The rail was nice but I was after a different skulking marsh bird and so I climbed into the tower and waited. And waited. And waited. I amused myself by watching the Osprey nest across the pond, by trying to guess which of the two Least Terns fishing the pond would catch a fish first, and by keeping my eyes and ears wide open for sight or sound of Least Bittern. Just as I was lowering my binoculars from watching one of the adult Osprey chase off a Double-crested Cormorant (Why?) I saw a Least Bittern for about two seconds as it finished a flight from my right to land in the reeds in front of me, completely invisible. It called once, as if to mock me. Then all was silence again.
Great, I had seen my Least Bittern almost exactly one hour from when my vigil began but had missed the picture and really, the view had been so brief that I never even got my binoculars up. I decided to wait and see if I would get another look. Fifteen minutes later, as you can probably guess from the picture at the top of this post, a second Least Bittern flew from across the pond, giving a nice long look as it made its way to my right, where the first bittern had flown from, landed in the reeds, and became invisible. But this time I got a couple of flight shots!
Least Bittern in flight!

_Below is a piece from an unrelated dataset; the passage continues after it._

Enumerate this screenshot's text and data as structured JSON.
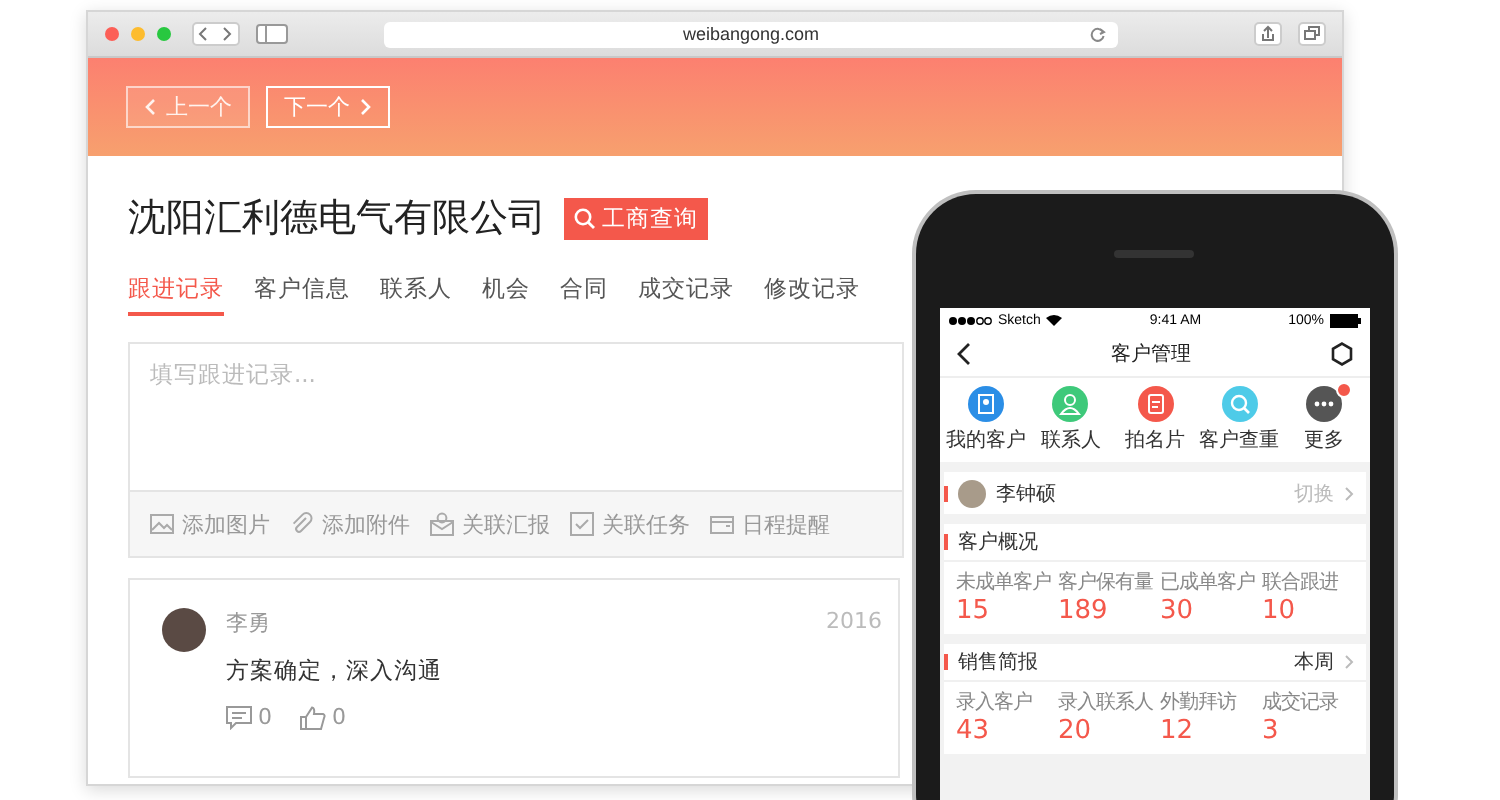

With that, I packed up my gear and headed out of Arshamomaque Preserve, happy with a successful sighting. Least Bittern! Whoo-hoo!